Change in corporate reporting continues apace in the form of the media if not in the message. We have spoken to many clients over the past year about their investor relations communications strategy and few have a clear plan. As you might expect there is something of a divide between the larger cap organisations with greater communications resources and the smaller PLC’s.
Our research and development programme is bursting with great ideas of how corporate reporting will develop over the next decade, but of immediate issue is the transition to electronic communications for the Annual Report.
Hopefully everyone knows what a PDF document (Portable Document Format) is, but it is worth clarifying as it puts part of the debate in context. In the early 1990’s Adobe (and others) recognised there was a demand for the electronic distribution of documents. In those days the internet was not widely used and the print industry was a significant user, using it for document design and content approval. The crux of the problem was that document design was done in a range of expensive and complex computer programs and thus it was not simple or economic for the recipient to see the document accurately reproduced.
Adobe stole the market by the mid 90’s by distributing the software to read PDF’s free of charge (a clever strategy many have since copied).
So to summarise, PDF’s were created as a means to distribute a document which was an identical replica of the original design, was small in size and could be viewed on any platform. Sounds great!
Jones and Palmer have been a printer for over 100 years and we would not wish to underrate this technology (we have spent nearly £100k on PDF technology and workflow) and use it extensively.
The key point is that the PDF format was never designed for the web per-se. HTML (Hypertext Mark-up Language) is a hybrid mark-up language designed for applying characteristics to text and delivering/viewing over a network. It was developed to efficiently share information viewed on a computer screen, a key aspect was the ability to link text and images to related information on other pages. The main point is that reading a document on screen is not as easy as reading it in printed form unless it is formatted appropriately.
HTML was designed fundamentally different from PDF technology. It is optimised to be quick to view, more intuitive to navigate, easier to link and reference, better support for multimedia content (l’m sure you have seen plenty of great web pages). It seems odd how comfortable people are to put PDF’s online as a document source yet they would not dream of printing web pages in a brochure.
If you were not designing and printing an Annual Report there would never be a PDF Annual Report in the first place, that is a fact. If you need to publish an Annual Report in print and online then from a cost point of view it is relatively cheap to just put the PDF of the printed Annual Report online. Not surprisingly this is what most people have done.

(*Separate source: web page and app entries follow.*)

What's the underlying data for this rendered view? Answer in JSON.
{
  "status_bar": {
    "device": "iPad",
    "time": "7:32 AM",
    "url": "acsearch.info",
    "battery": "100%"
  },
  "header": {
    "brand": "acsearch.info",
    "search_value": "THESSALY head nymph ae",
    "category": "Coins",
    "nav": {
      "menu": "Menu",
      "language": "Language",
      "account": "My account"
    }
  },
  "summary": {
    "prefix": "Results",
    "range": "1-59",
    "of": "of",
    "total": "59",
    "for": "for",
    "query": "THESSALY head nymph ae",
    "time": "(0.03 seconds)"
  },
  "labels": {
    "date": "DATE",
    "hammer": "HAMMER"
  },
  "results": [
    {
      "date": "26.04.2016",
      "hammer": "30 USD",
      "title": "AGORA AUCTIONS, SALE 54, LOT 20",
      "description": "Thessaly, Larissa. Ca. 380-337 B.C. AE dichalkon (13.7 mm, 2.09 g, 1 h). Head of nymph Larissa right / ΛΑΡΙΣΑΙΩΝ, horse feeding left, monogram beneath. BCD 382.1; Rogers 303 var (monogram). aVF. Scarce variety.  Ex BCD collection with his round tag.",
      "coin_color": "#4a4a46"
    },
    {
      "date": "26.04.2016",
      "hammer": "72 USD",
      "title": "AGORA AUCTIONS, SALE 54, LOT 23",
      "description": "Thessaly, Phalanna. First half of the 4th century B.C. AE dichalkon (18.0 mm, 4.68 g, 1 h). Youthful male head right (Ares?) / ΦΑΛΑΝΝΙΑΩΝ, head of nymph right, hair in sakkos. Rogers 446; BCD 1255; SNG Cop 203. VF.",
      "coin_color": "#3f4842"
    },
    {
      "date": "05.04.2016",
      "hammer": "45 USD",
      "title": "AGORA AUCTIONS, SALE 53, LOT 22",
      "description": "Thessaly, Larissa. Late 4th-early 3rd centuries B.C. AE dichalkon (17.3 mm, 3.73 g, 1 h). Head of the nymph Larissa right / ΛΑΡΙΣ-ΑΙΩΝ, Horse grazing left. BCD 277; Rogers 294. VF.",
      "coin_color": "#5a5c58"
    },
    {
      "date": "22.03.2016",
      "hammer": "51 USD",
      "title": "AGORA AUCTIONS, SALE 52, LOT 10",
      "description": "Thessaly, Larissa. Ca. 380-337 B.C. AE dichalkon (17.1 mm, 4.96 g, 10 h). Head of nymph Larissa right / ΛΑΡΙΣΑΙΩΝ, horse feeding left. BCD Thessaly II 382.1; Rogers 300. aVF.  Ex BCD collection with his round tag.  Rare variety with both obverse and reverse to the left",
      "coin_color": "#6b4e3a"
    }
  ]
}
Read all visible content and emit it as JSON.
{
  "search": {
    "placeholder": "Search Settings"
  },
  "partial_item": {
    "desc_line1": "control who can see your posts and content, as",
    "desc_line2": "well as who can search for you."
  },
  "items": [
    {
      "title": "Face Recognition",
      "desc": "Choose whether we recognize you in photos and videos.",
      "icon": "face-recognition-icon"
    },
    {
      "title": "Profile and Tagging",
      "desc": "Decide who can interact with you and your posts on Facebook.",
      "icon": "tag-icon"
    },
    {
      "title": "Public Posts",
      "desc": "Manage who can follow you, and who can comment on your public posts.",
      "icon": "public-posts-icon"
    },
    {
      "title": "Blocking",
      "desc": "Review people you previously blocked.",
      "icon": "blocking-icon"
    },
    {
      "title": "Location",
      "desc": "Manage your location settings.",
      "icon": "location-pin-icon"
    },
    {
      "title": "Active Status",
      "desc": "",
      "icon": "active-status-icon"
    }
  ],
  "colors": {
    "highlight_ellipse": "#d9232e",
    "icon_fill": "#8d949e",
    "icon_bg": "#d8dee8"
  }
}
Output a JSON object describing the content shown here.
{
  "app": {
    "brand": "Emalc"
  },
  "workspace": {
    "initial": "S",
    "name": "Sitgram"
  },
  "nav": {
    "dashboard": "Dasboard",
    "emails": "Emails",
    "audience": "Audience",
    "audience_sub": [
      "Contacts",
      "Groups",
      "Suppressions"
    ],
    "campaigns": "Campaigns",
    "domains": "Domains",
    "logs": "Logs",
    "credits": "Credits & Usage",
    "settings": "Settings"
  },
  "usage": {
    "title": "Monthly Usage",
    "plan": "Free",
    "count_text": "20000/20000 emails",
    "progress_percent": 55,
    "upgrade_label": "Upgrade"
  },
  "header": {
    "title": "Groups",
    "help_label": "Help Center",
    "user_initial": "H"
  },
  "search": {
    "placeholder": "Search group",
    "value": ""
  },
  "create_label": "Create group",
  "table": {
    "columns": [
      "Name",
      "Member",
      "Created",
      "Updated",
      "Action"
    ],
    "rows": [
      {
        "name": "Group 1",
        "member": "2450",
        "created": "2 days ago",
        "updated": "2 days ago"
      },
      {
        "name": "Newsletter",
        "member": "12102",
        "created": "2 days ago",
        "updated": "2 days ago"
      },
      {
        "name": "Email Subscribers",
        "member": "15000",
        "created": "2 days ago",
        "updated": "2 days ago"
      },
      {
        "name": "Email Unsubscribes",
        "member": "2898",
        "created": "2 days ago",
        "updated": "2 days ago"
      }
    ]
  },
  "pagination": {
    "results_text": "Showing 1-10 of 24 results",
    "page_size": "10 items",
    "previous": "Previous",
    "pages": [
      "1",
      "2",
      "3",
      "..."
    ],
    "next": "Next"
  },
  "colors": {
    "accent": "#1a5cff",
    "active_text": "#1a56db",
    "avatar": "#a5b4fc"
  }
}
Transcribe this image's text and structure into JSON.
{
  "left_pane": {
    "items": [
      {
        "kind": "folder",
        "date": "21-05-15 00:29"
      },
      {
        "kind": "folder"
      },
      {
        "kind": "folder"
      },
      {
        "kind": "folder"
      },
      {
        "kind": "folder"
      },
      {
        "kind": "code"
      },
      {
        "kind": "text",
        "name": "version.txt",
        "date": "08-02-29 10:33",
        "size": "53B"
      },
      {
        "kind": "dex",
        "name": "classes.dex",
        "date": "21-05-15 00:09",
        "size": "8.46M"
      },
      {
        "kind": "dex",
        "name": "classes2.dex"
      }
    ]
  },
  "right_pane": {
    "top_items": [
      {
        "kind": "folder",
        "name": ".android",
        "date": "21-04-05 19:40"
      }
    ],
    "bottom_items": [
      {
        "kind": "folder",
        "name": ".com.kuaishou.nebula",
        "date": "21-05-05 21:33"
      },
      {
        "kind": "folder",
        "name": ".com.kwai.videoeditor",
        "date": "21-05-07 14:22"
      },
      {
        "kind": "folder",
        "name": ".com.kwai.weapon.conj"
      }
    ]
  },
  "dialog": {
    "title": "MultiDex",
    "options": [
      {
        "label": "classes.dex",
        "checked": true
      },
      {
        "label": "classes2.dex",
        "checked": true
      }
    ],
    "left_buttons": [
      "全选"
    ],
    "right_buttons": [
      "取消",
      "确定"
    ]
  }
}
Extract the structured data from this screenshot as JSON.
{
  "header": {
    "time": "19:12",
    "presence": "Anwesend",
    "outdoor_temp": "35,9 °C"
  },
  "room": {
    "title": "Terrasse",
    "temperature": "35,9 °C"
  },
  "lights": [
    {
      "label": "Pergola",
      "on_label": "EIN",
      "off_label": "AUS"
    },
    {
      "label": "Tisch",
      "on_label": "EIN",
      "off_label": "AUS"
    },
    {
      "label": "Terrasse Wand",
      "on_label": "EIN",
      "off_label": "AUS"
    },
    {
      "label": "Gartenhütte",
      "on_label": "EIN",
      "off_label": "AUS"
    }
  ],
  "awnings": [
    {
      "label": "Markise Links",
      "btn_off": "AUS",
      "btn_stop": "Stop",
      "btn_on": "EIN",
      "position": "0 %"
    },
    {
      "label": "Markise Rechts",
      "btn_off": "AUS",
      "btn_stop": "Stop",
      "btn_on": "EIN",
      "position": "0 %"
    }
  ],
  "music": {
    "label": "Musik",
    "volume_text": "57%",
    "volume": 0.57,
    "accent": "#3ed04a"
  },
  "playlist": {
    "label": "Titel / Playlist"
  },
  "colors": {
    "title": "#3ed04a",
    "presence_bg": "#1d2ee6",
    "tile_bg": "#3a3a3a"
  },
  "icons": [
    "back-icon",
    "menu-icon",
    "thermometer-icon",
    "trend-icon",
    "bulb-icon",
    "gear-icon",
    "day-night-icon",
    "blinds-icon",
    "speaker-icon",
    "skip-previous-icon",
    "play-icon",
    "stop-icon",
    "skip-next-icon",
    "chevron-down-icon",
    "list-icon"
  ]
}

The changes in the Companies Act 2006 giving public companies the option of moving the default reporting format to online documents have attracted more interest from companies with larger numbers of shareholders. It would be nice to think this is purely to improve communications and be more environmentally friendly, but no doubt reductions in the print bills are attractive as well. The reality has been, from the clients we have spoken to, that around a 15% response from shareholders who still want to get the printed version is quite common. Thus if you have 50,000 shareholders, an 85% reduction in quantity of printed Annual Reports is significant.
With a reduction like this there is a clear case for producing an elegant HTML Annual Report to better service the needs of the majority of shareholders. But what do you do if you only print 1000 Annual Reports?
Reducing the print run by 850 copies is perhaps unlikely to produce enough savings to allow the cost of an HTML version to be produced, thus smaller PLC’s would see an increase in costs! Is it worth mentioning the competition for attracting funds is greater than ever and with fewer printed reports printed, the online offering needs to be as effective as possible.
So is there a solution? Well maybe, we have spent a lot of time optimising the capture and repurposing of content from Annual Reports (producing 150 per year gives us quite a lot of practice) and allowing some significant efficiencies in the process of publishing the same data online. This can, in many cases, make the process financially palatable.
PDF’s are the easy option, but will not set you apart online. Investors want to be able to dip into information and review the Annual Report without downloading the whole document and browsing through in an essentially linear fashion. It is extremely helpful if the format is optimised for your computer screen, links to notes are embedded and don’t cause confusing navigation changes.
The bottom line is that if you really want to communicate well online the best way to do it is to use a web format. The user will get a stronger message, more information in less time and a sense that you are trying to give accessible information to investors.
If you still think HTML online Annual Reports are a waste of money we suggest you read Dominic Jones’s article on the subject, it’s typically opinionated but equally insightful and interesting.